Earlier this week, the U.S. Department of Education held another of its monthly Education Stakeholders Forums, with this one focused on effective teachers and leaders. Topics included how we ensure that all students have access to the best teachers, which measures are used to evaluate teacher effectiveness, and the importance of support and resources such as mentoring and professional development.
At the forum we also heard from a panel of outside speakers who each addressed which parts of NCLB worked and which parts were not helpful. Arlene Ackerman, Superintendant of Philadelphia Public Schools, felt that teacher certification requirements and the highly qualified teachers (HQT) standards were the most effective components of NCLB. On the other hand, she stated that not defining teacher competencies is a shortcoming of NCLB because being highly qualified does not mean that a teacher is effective. Kay Brilliant of NEA agreed that the HQT standards were the most helpful part of NCLB, while for her, the least helpful part is NCLB’s emphasis on testing. Dan Weisberg from the New Teacher Project said that NCLB did a good job of pointing out the inequities in the public school system by disaggregating data about disabled and ELL students, but that the law focused on the wrong levers to fix these problems.

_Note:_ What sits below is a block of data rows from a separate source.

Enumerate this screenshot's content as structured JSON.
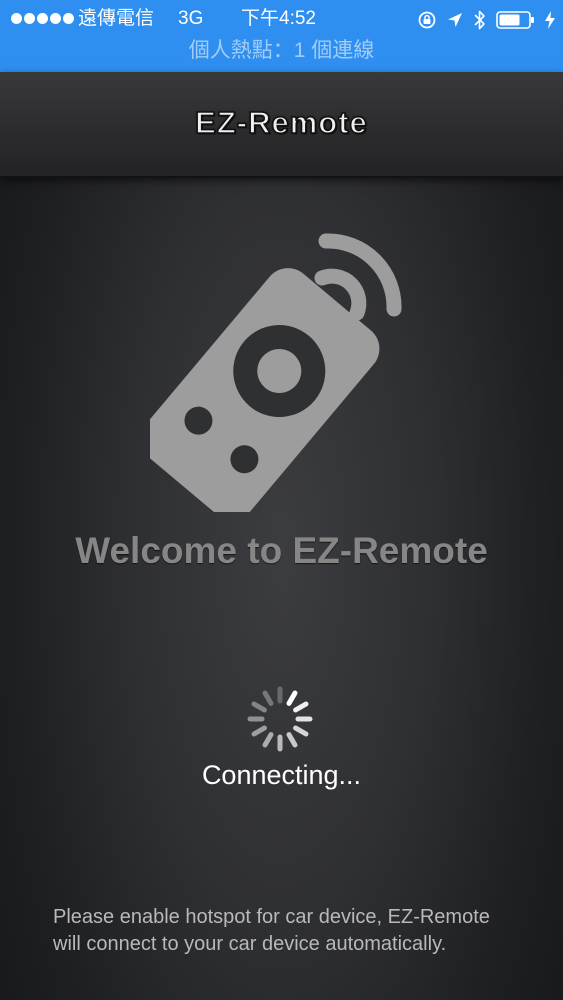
{
  "status_bar": {
    "carrier": "遠傳電信",
    "network": "3G",
    "time": "下午4:52",
    "hotspot_text": "個人熱點：1 個連線",
    "background_color": "#2f8ff0",
    "icons": [
      "signal-dots-icon",
      "rotation-lock-icon",
      "location-arrow-icon",
      "bluetooth-icon",
      "battery-icon",
      "charging-bolt-icon"
    ]
  },
  "nav_bar": {
    "title": "EZ-Remote"
  },
  "main": {
    "logo_icon": "remote-control-wireless-icon",
    "welcome": "Welcome to EZ-Remote",
    "spinner_icon": "activity-spinner-icon",
    "status": "Connecting...",
    "instructions": "Please enable hotspot for car device, EZ-Remote will connect to your car device automatically."
  },
  "colors": {
    "logo_gray": "#9d9d9d",
    "welcome_gray": "#868686",
    "background_dark": "#2e2f32"
  }
}
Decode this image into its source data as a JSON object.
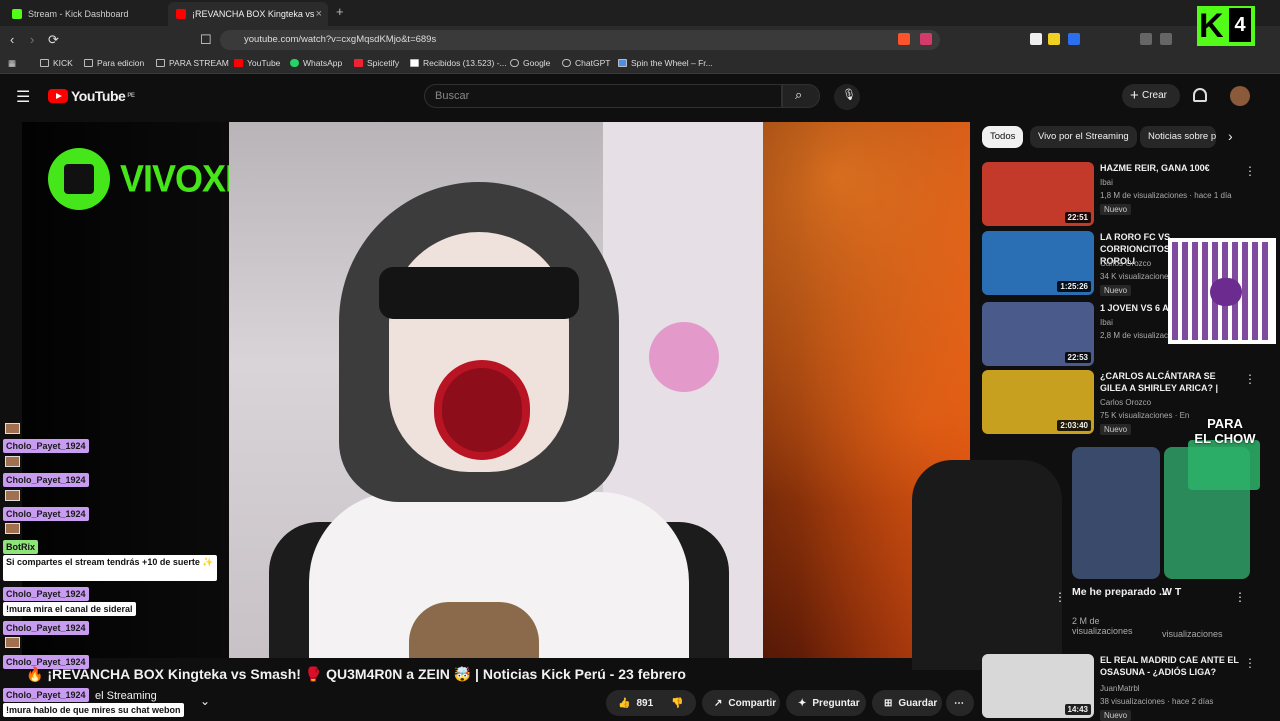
{
  "browser": {
    "tabs": [
      {
        "label": "Stream - Kick Dashboard",
        "color": "#53fc18"
      },
      {
        "label": "¡REVANCHA BOX Kingteka vs",
        "color": "#ff0000"
      }
    ],
    "url": "youtube.com/watch?v=cxgMqsdKMjo&t=689s",
    "bookmarks": [
      "KICK",
      "Para edicion",
      "PARA STREAM",
      "YouTube",
      "WhatsApp",
      "Spicetify",
      "Recibidos (13.523) -...",
      "Google",
      "ChatGPT",
      "Spin the Wheel – Fr..."
    ]
  },
  "youtube": {
    "logo_text": "YouTube",
    "region": "PE",
    "search_placeholder": "Buscar",
    "create_label": "Crear"
  },
  "player": {
    "brand_text": "VIVOXELSTREAMING"
  },
  "video": {
    "title": "🔥 ¡REVANCHA BOX Kingteka vs Smash! 🥊 QU3M4R0N a ZEIN 🤯 | Noticias Kick Perú - 23 febrero",
    "channel_suffix": "el Streaming",
    "like_count": "891",
    "share_label": "Compartir",
    "ask_label": "Preguntar",
    "save_label": "Guardar"
  },
  "chat": {
    "messages": [
      {
        "user": "Cholo_Payet_1924",
        "text": ""
      },
      {
        "user": "Cholo_Payet_1924",
        "text": ""
      },
      {
        "user": "Cholo_Payet_1924",
        "text": ""
      },
      {
        "user": "BotRix",
        "text": "Si compartes el stream tendrás +10 de suerte ✨"
      },
      {
        "user": "Cholo_Payet_1924",
        "text": "!mura mira el canal de sideral"
      },
      {
        "user": "Cholo_Payet_1924",
        "text": ""
      },
      {
        "user": "Cholo_Payet_1924",
        "text": ""
      },
      {
        "user": "Cholo_Payet_1924",
        "text": "!mura hablo de que mires su chat webon"
      }
    ]
  },
  "chips": [
    "Todos",
    "Vivo por el Streaming",
    "Noticias sobre p"
  ],
  "recommendations": [
    {
      "title": "HAZME REIR, GANA 100€",
      "channel": "Ibai",
      "meta": "1,8 M de visualizaciones · hace 1 día",
      "badge": "Nuevo",
      "duration": "22:51",
      "thumb_color": "#c43a2a"
    },
    {
      "title": "LA RORO FC VS CORRIONCITOS FC ⚽ | ROROLI",
      "channel": "Carlos Orozco",
      "meta": "34 K visualizaciones",
      "badge": "Nuevo",
      "duration": "1:25:26",
      "thumb_color": "#2a6fb3"
    },
    {
      "title": "1 JOVEN VS 6 A",
      "channel": "Ibai",
      "meta": "2,8 M de visualizaciones",
      "badge": "",
      "duration": "22:53",
      "thumb_color": "#4a5a8a"
    },
    {
      "title": "¿CARLOS ALCÁNTARA SE GILEA A SHIRLEY ARICA? |",
      "channel": "Carlos Orozco",
      "meta": "75 K visualizaciones · En",
      "badge": "Nuevo",
      "duration": "2:03:40",
      "thumb_color": "#c8a020"
    }
  ],
  "shorts": [
    {
      "title": "Me he preparado ...",
      "meta": "2 M de visualizaciones",
      "thumb_color": "#3a4a6a"
    },
    {
      "title": "W T",
      "meta": "visualizaciones",
      "thumb_color": "#2a8a5a"
    }
  ],
  "bottom_rec": {
    "title": "EL REAL MADRID CAE ANTE EL OSASUNA - ¿ADIÓS LIGA?",
    "channel": "JuanMatrbl",
    "meta": "38 visualizaciones · hace 2 días",
    "badge": "Nuevo",
    "duration": "14:43"
  },
  "overlay": {
    "kick_badge_letter": "K",
    "kick_badge_number": "4",
    "para_text_1": "PARA",
    "para_text_2": "EL CHOW"
  }
}
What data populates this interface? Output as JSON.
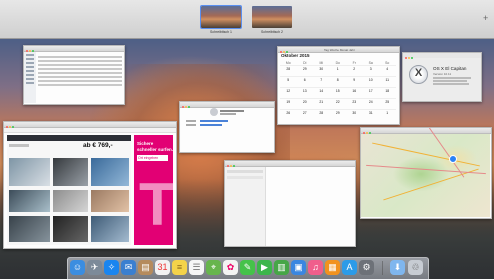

The topic of the next forum will be “Promoting Innovation and Rethinking the Federal Role.”